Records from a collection

========================

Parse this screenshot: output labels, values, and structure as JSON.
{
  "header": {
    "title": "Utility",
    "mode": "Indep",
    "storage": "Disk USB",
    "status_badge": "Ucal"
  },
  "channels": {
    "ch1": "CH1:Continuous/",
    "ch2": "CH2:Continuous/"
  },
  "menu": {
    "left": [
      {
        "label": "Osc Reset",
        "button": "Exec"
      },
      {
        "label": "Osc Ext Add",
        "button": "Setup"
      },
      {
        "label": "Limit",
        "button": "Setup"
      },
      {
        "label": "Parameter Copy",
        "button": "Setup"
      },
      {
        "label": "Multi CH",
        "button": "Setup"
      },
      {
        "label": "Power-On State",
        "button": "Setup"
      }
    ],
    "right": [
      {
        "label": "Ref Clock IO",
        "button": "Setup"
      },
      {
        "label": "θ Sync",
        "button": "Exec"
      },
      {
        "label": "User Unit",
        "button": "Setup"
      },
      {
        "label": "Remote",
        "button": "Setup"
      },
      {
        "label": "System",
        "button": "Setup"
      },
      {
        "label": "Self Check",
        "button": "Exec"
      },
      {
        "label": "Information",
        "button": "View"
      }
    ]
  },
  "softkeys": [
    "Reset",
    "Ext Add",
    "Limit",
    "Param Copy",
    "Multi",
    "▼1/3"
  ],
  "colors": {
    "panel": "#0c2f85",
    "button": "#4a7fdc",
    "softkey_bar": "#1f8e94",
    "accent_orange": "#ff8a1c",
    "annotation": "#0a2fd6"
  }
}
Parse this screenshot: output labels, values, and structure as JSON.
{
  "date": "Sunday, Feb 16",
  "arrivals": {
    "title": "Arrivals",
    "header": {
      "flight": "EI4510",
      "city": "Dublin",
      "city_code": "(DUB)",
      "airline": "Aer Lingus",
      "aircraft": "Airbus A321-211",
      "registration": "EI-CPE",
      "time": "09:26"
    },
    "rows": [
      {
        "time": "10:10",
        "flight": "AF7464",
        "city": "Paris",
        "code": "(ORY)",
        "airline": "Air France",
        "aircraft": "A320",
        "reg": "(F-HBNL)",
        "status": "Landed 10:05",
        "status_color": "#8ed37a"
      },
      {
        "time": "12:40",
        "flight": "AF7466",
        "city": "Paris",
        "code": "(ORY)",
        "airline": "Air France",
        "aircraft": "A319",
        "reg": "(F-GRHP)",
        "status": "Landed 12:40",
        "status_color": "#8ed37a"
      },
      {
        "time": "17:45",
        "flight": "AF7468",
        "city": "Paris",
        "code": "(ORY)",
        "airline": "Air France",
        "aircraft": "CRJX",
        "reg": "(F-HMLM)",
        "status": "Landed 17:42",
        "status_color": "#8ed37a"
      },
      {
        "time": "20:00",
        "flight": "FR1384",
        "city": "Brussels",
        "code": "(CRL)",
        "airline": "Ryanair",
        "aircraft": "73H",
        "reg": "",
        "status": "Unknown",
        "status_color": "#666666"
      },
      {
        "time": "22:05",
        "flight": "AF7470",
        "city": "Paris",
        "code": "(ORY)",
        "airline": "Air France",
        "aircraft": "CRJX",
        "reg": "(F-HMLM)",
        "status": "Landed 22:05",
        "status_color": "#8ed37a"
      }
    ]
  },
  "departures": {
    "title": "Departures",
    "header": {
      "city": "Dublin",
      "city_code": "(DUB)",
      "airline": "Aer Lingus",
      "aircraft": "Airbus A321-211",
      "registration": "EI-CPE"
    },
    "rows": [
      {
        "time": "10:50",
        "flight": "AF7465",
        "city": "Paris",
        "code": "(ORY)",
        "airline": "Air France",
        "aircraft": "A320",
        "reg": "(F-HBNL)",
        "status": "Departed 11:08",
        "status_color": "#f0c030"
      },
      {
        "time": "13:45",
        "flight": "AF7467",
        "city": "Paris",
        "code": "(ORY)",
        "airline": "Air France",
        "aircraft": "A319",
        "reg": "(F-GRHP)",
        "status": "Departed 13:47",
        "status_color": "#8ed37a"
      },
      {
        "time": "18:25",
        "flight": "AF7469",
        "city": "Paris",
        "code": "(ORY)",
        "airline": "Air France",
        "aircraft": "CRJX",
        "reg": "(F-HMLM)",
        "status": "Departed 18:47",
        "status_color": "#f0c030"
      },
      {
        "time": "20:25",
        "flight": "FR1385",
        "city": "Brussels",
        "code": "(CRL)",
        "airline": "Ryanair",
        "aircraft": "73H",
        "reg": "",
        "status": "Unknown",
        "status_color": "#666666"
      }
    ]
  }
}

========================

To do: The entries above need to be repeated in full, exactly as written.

Written solution:
Parse this screenshot: output labels, values, and structure as JSON.
{
  "header": {
    "title": "Utility",
    "mode": "Indep",
    "storage": "Disk USB",
    "status_badge": "Ucal"
  },
  "channels": {
    "ch1": "CH1:Continuous/",
    "ch2": "CH2:Continuous/"
  },
  "menu": {
    "left": [
      {
        "label": "Osc Reset",
        "button": "Exec"
      },
      {
        "label": "Osc Ext Add",
        "button": "Setup"
      },
      {
        "label": "Limit",
        "button": "Setup"
      },
      {
        "label": "Parameter Copy",
        "button": "Setup"
      },
      {
        "label": "Multi CH",
        "button": "Setup"
      },
      {
        "label": "Power-On State",
        "button": "Setup"
      }
    ],
    "right": [
      {
        "label": "Ref Clock IO",
        "button": "Setup"
      },
      {
        "label": "θ Sync",
        "button": "Exec"
      },
      {
        "label": "User Unit",
        "button": "Setup"
      },
      {
        "label": "Remote",
        "button": "Setup"
      },
      {
        "label": "System",
        "button": "Setup"
      },
      {
        "label": "Self Check",
        "button": "Exec"
      },
      {
        "label": "Information",
        "button": "View"
      }
    ]
  },
  "softkeys": [
    "Reset",
    "Ext Add",
    "Limit",
    "Param Copy",
    "Multi",
    "▼1/3"
  ],
  "colors": {
    "panel": "#0c2f85",
    "button": "#4a7fdc",
    "softkey_bar": "#1f8e94",
    "accent_orange": "#ff8a1c",
    "annotation": "#0a2fd6"
  }
}
Parse this screenshot: output labels, values, and structure as JSON.
{
  "date": "Sunday, Feb 16",
  "arrivals": {
    "title": "Arrivals",
    "header": {
      "flight": "EI4510",
      "city": "Dublin",
      "city_code": "(DUB)",
      "airline": "Aer Lingus",
      "aircraft": "Airbus A321-211",
      "registration": "EI-CPE",
      "time": "09:26"
    },
    "rows": [
      {
        "time": "10:10",
        "flight": "AF7464",
        "city": "Paris",
        "code": "(ORY)",
        "airline": "Air France",
        "aircraft": "A320",
        "reg": "(F-HBNL)",
        "status": "Landed 10:05",
        "status_color": "#8ed37a"
      },
      {
        "time": "12:40",
        "flight": "AF7466",
        "city": "Paris",
        "code": "(ORY)",
        "airline": "Air France",
        "aircraft": "A319",
        "reg": "(F-GRHP)",
        "status": "Landed 12:40",
        "status_color": "#8ed37a"
      },
      {
        "time": "17:45",
        "flight": "AF7468",
        "city": "Paris",
        "code": "(ORY)",
        "airline": "Air France",
        "aircraft": "CRJX",
        "reg": "(F-HMLM)",
        "status": "Landed 17:42",
        "status_color": "#8ed37a"
      },
      {
        "time": "20:00",
        "flight": "FR1384",
        "city": "Brussels",
        "code": "(CRL)",
        "airline": "Ryanair",
        "aircraft": "73H",
        "reg": "",
        "status": "Unknown",
        "status_color": "#666666"
      },
      {
        "time": "22:05",
        "flight": "AF7470",
        "city": "Paris",
        "code": "(ORY)",
        "airline": "Air France",
        "aircraft": "CRJX",
        "reg": "(F-HMLM)",
        "status": "Landed 22:05",
        "status_color": "#8ed37a"
      }
    ]
  },
  "departures": {
    "title": "Departures",
    "header": {
      "city": "Dublin",
      "city_code": "(DUB)",
      "airline": "Aer Lingus",
      "aircraft": "Airbus A321-211",
      "registration": "EI-CPE"
    },
    "rows": [
      {
        "time": "10:50",
        "flight": "AF7465",
        "city": "Paris",
        "code": "(ORY)",
        "airline": "Air France",
        "aircraft": "A320",
        "reg": "(F-HBNL)",
        "status": "Departed 11:08",
        "status_color": "#f0c030"
      },
      {
        "time": "13:45",
        "flight": "AF7467",
        "city": "Paris",
        "code": "(ORY)",
        "airline": "Air France",
        "aircraft": "A319",
        "reg": "(F-GRHP)",
        "status": "Departed 13:47",
        "status_color": "#8ed37a"
      },
      {
        "time": "18:25",
        "flight": "AF7469",
        "city": "Paris",
        "code": "(ORY)",
        "airline": "Air France",
        "aircraft": "CRJX",
        "reg": "(F-HMLM)",
        "status": "Departed 18:47",
        "status_color": "#f0c030"
      },
      {
        "time": "20:25",
        "flight": "FR1385",
        "city": "Brussels",
        "code": "(CRL)",
        "airline": "Ryanair",
        "aircraft": "73H",
        "reg": "",
        "status": "Unknown",
        "status_color": "#666666"
      }
    ]
  }
}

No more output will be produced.